* [Exercise requirements] Please filter the entries and return only the lines that include "chevron".

(Records supplied)

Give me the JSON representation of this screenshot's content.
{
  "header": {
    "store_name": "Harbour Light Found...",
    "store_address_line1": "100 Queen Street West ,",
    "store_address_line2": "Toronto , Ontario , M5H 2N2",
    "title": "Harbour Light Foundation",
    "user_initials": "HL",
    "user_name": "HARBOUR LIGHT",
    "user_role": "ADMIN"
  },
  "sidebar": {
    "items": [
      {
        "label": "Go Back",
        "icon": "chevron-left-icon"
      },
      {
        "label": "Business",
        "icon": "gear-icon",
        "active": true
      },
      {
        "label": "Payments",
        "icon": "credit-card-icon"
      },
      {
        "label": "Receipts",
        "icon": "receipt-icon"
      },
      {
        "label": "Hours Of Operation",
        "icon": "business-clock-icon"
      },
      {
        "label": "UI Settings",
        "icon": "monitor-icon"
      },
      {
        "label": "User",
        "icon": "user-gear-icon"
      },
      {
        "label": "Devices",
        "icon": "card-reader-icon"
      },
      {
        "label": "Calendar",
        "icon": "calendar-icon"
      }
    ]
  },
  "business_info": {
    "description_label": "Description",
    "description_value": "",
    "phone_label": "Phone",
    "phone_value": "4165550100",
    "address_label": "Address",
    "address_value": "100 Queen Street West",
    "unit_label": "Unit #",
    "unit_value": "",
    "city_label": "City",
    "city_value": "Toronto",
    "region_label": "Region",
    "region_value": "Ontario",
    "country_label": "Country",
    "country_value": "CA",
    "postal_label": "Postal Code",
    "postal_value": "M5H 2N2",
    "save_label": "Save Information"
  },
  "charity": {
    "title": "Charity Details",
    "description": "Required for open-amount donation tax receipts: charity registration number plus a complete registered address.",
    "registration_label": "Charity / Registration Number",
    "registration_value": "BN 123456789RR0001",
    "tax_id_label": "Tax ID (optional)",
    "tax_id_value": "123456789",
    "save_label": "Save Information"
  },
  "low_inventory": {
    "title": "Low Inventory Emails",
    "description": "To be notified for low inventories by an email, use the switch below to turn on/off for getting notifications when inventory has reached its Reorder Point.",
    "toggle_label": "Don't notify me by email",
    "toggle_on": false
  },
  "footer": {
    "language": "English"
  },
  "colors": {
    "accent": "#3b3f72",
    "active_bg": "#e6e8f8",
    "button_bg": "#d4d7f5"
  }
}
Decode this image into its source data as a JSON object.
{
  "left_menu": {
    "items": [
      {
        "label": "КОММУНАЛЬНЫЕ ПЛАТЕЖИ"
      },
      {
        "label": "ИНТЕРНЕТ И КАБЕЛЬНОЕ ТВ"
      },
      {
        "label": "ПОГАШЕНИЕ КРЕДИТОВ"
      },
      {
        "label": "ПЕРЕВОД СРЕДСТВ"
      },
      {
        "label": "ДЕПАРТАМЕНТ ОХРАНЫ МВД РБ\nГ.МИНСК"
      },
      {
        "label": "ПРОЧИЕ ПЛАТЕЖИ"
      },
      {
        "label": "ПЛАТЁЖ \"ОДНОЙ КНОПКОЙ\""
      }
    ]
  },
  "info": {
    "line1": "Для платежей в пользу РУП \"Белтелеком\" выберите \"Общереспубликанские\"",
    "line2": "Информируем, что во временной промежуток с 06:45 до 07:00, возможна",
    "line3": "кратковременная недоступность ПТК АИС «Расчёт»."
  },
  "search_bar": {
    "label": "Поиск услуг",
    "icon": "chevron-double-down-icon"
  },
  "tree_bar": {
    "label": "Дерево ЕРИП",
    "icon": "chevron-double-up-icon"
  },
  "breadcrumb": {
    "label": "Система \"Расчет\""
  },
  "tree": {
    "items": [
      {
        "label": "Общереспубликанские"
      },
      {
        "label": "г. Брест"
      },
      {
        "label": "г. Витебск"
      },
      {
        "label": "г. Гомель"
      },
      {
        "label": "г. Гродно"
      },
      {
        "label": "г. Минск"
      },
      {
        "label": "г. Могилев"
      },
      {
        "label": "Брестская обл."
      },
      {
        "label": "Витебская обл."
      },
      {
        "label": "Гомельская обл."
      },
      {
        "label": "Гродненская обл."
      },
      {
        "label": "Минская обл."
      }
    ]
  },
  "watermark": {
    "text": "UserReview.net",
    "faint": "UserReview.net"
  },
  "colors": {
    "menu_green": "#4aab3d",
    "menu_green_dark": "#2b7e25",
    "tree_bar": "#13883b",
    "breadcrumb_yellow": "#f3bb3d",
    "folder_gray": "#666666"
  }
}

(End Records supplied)

* [Result for this exercise]
        "icon": "chevron-left-icon"
    "icon": "chevron-double-down-icon"
    "icon": "chevron-double-up-icon"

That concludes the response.